### EXERCISE GOAL
Retype all of the entries that appear below, keeping them exactly as they are.

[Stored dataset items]
>>>

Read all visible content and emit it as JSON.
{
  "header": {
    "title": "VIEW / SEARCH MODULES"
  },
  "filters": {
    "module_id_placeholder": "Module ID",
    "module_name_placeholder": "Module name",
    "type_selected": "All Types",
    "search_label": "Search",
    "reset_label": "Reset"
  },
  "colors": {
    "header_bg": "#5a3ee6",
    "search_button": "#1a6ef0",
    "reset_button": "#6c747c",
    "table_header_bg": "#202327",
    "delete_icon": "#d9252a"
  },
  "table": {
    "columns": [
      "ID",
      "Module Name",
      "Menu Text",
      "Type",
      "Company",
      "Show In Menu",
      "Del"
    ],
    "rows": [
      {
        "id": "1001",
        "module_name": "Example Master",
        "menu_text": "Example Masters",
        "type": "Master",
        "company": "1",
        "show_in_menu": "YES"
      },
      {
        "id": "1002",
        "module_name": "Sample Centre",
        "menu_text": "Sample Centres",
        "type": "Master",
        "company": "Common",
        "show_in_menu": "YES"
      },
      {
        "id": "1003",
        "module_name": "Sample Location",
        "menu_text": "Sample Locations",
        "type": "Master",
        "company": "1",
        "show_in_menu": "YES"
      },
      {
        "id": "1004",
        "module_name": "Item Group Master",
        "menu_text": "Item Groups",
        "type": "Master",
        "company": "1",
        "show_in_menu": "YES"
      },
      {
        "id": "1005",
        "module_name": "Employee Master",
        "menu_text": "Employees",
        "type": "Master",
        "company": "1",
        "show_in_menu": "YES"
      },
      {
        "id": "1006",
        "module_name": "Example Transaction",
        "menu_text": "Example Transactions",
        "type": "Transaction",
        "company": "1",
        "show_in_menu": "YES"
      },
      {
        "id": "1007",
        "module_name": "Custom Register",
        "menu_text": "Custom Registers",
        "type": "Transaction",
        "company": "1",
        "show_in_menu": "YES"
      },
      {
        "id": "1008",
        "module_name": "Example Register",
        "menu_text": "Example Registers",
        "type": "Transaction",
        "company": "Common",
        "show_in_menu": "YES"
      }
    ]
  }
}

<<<

### YOUR SOLUTION
Read all visible content and emit it as JSON.
{
  "header": {
    "title": "VIEW / SEARCH MODULES"
  },
  "filters": {
    "module_id_placeholder": "Module ID",
    "module_name_placeholder": "Module name",
    "type_selected": "All Types",
    "search_label": "Search",
    "reset_label": "Reset"
  },
  "colors": {
    "header_bg": "#5a3ee6",
    "search_button": "#1a6ef0",
    "reset_button": "#6c747c",
    "table_header_bg": "#202327",
    "delete_icon": "#d9252a"
  },
  "table": {
    "columns": [
      "ID",
      "Module Name",
      "Menu Text",
      "Type",
      "Company",
      "Show In Menu",
      "Del"
    ],
    "rows": [
      {
        "id": "1001",
        "module_name": "Example Master",
        "menu_text": "Example Masters",
        "type": "Master",
        "company": "1",
        "show_in_menu": "YES"
      },
      {
        "id": "1002",
        "module_name": "Sample Centre",
        "menu_text": "Sample Centres",
        "type": "Master",
        "company": "Common",
        "show_in_menu": "YES"
      },
      {
        "id": "1003",
        "module_name": "Sample Location",
        "menu_text": "Sample Locations",
        "type": "Master",
        "company": "1",
        "show_in_menu": "YES"
      },
      {
        "id": "1004",
        "module_name": "Item Group Master",
        "menu_text": "Item Groups",
        "type": "Master",
        "company": "1",
        "show_in_menu": "YES"
      },
      {
        "id": "1005",
        "module_name": "Employee Master",
        "menu_text": "Employees",
        "type": "Master",
        "company": "1",
        "show_in_menu": "YES"
      },
      {
        "id": "1006",
        "module_name": "Example Transaction",
        "menu_text": "Example Transactions",
        "type": "Transaction",
        "company": "1",
        "show_in_menu": "YES"
      },
      {
        "id": "1007",
        "module_name": "Custom Register",
        "menu_text": "Custom Registers",
        "type": "Transaction",
        "company": "1",
        "show_in_menu": "YES"
      },
      {
        "id": "1008",
        "module_name": "Example Register",
        "menu_text": "Example Registers",
        "type": "Transaction",
        "company": "Common",
        "show_in_menu": "YES"
      }
    ]
  }
}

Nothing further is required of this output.